Anne Lamott is my writing mentor. I love her voice, sense of humor and self-deprecation. She’s a real person, and I like that in a writer.
In her book, Bird by Bird, she discusses a writer's need for publication, and how disappointing success can be. She uses a line from the movie "Cool Runnings" to illustrate her point. When a group of men on an Olympic bobsledding team are desperate to win a gold medal, their coach tells them, "If you're not enough before the gold medal, you won't be enough with it."
I believe Anne knows what she is talking about. She could be right. But my mentor has been published, a lot. And now she makes a good living with her gold medal. It's kind of like when a married friend tells her single friend that marriage is overrated. True, but it's just one of those things you can't tell your friends. I would rather be married than single, and I would much rather be published than not. So now what?
Okay, so I've had a few successes in my little writing life. But just enough to keep me in the game and not enough to make me feel like someone who, at a party, could honestly answer the question, “So what do you do? with the answer, “I am a writer, by God, a writooooor!”
Instead, I usually say something like this, “I write, but I’ve never actually been paid for it, so I guess I’m more of a loser than a writer. I write, so technically I’m a “writer” but who cares? I mean, it’s not like you can pop into a Barnes & Noble and actually pick up one of my books, even in the ½ off section. Look at Geraldo Rivera, he has a book, and he’s Geraldo, the dork with a broken nose who blew up an empty room looking for Al Capone, while an eager America was watching! At this point I would be happy with an article in Reader’s Digest or The Penny Saver. Nope, I’m more of a reader than a writer. I read other people’s work, because they’re published, and I’m not. (at this point the other person has walked away, helped themselves to another Martini and called their therapist to see if they can sneak me in for a session pro-bono because I’m not published and clearly couldn’t afford $150 bucks an hour to treat this unpublishable illness).”
Is it obvious that I received a rejection letter today? It actually came in the form of a very nice email, from a very big editor, and she said my essay was “lovely.” So I should be feeling good, right? And I do, a little. I feel as good as my single friends feel when I tell them having a baby is great, but so is a really good movie with buttery popcorn.
I don’t need a gold medal, maybe just a silver one, or bronze. And who would join the Olympics without the dream of winning the gold, anyway? Wouldn’t you have to have some severe mental illness to put yourself through that, just to participate? It’s ridiculous to think someone would spend their life practicing their craft without the hope of success? Isn’t it? If God or even Sylvia Browne told me today that I would never get published, that my life as a writer would never be more successful than it is today, would I still write? Of course. Would I be happy about it? No freakin' way.

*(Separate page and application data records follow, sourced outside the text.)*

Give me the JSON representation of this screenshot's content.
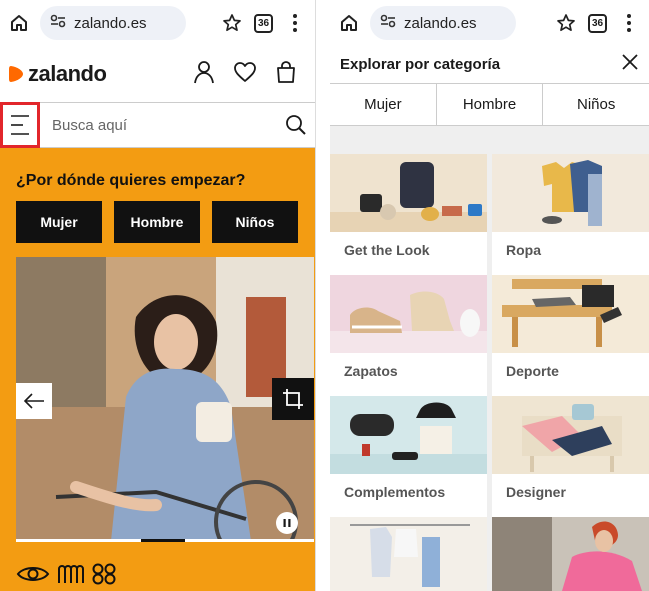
{
  "left": {
    "browser": {
      "url": "zalando.es",
      "tab_count": "36"
    },
    "brand": {
      "name": "zalando",
      "accent": "#ff6900"
    },
    "search": {
      "placeholder": "Busca aquí"
    },
    "promo": {
      "heading": "¿Por dónde quieres empezar?",
      "buttons": [
        "Mujer",
        "Hombre",
        "Niños"
      ],
      "background": "#f39c12",
      "carousel_progress": 0.42
    }
  },
  "right": {
    "browser": {
      "url": "zalando.es",
      "tab_count": "36"
    },
    "panel_title": "Explorar por categoría",
    "tabs": [
      "Mujer",
      "Hombre",
      "Niños"
    ],
    "categories": [
      {
        "label": "Get the Look"
      },
      {
        "label": "Ropa"
      },
      {
        "label": "Zapatos"
      },
      {
        "label": "Deporte"
      },
      {
        "label": "Complementos"
      },
      {
        "label": "Designer"
      }
    ]
  }
}
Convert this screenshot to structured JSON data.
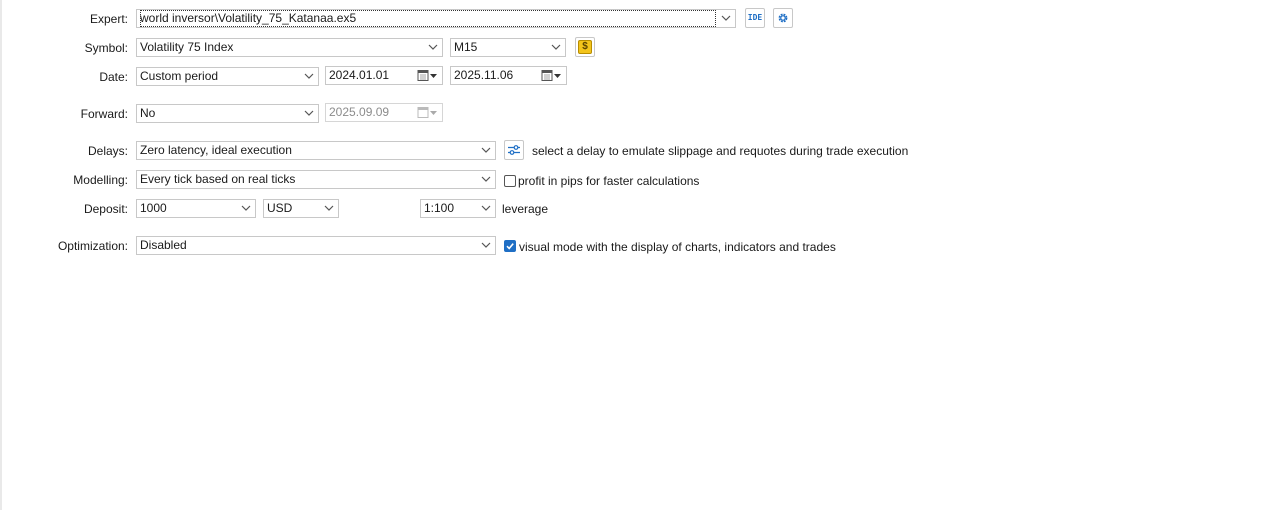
{
  "labels": {
    "expert": "Expert:",
    "symbol": "Symbol:",
    "date": "Date:",
    "forward": "Forward:",
    "delays": "Delays:",
    "modelling": "Modelling:",
    "deposit": "Deposit:",
    "optimization": "Optimization:"
  },
  "expert": {
    "value": "world inversor\\Volatility_75_Katanaa.ex5",
    "ide_label": "IDE"
  },
  "symbol": {
    "value": "Volatility 75 Index",
    "timeframe": "M15"
  },
  "date": {
    "period": "Custom period",
    "from": "2024.01.01",
    "to": "2025.11.06"
  },
  "forward": {
    "value": "No",
    "date": "2025.09.09"
  },
  "delays": {
    "value": "Zero latency, ideal execution",
    "hint": "select a delay to emulate slippage and requotes during trade execution"
  },
  "modelling": {
    "value": "Every tick based on real ticks",
    "pips_label": "profit in pips for faster calculations",
    "pips_checked": false
  },
  "deposit": {
    "amount": "1000",
    "currency": "USD",
    "leverage": "1:100",
    "leverage_label": "leverage"
  },
  "optimization": {
    "value": "Disabled",
    "visual_label": "visual mode with the display of charts, indicators and trades",
    "visual_checked": true
  },
  "colors": {
    "accent": "#1f6fc5",
    "symbol_icon_bg": "#f3c41b",
    "border": "#c8c8c8"
  }
}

Maybe I’m not enough before the gold medal. But there’s only one way to find out. Everyday, I’ll get out my bobsled, walk up the mountain, and slide down. Even if is just for the cheap thrill of doing something dangerous.